The site of the Female Seminary at Seventh and College became home to a new Masonic temple in 1923.  Shown here in 2020.

After his graduation from the university, Bollman married Harriet Stone and about 1836 they settled in a home located at College Avenue and 8th Street, just a block north of the Female Seminary.  Two years later, Harriet died.  Lewis Bollman then married Maria Louisa (Arnold) Hinkston/Hickston and with her fathered a daughter, Mary, in 1846.

Pering’s wife, Susannah, died in 1845 leaving behind six children ranging in age from 14 to 3.  He took a second wife, Charlotte Carmichael, who taught French at the Seminary.  In 1846, the same year that the painting of the Seminary was completed, Pering took his new wife and family south to Louisville and opened an art school.

Sometime between 1860 and 1870, Lewis and Maria Bollman divorced.   Following the change in her marital status, Maria left Bloomington for Evansville in company with Mary, Mary’s husband, Robert Dale Richardson, and, apparently the oil painting by completed by Pering.  She never remarried and for the remainder of her life lived with her daughter and son-in-law in Evansville.
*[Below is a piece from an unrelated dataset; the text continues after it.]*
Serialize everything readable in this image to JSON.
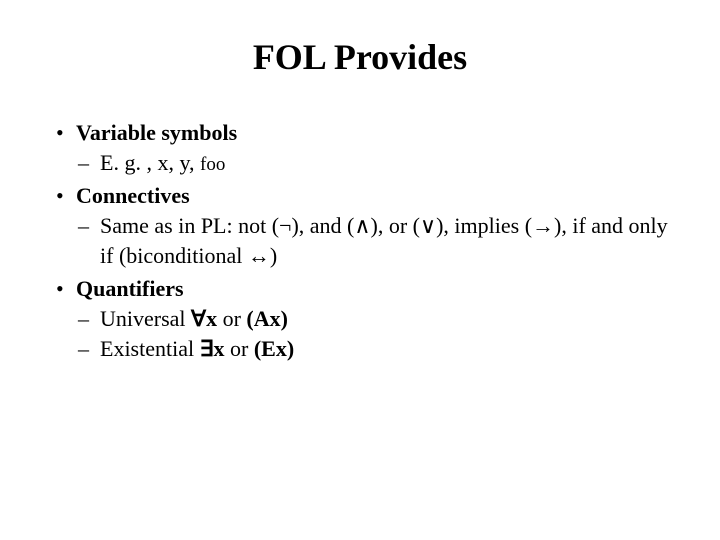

Robert, a graduate of IU who worked as a lawyer and a judge, was eventually made a member of IU’s board of trustees.  It was his close relationship with IU that no doubt prompted him to donate Pering’s painting of the Seminary to the university in 1906, a few years after Maria’s death.  In the spring of 2020, the painting was on loan to Mathers Museum.  Typically it is at the Morton C. Bradley Education Center at the Wylie House.

Cornelius Pering died in Louisville in December 1881.  His remains were brought to Bloomington for burial in Rose Hill Cemetery at the side of his first wife.

Sources:

Woodburn, James Albert, History of Indiana University 1820-1902 (Bloomington IN:  Indiana University) 1940, p. 70

X
X
X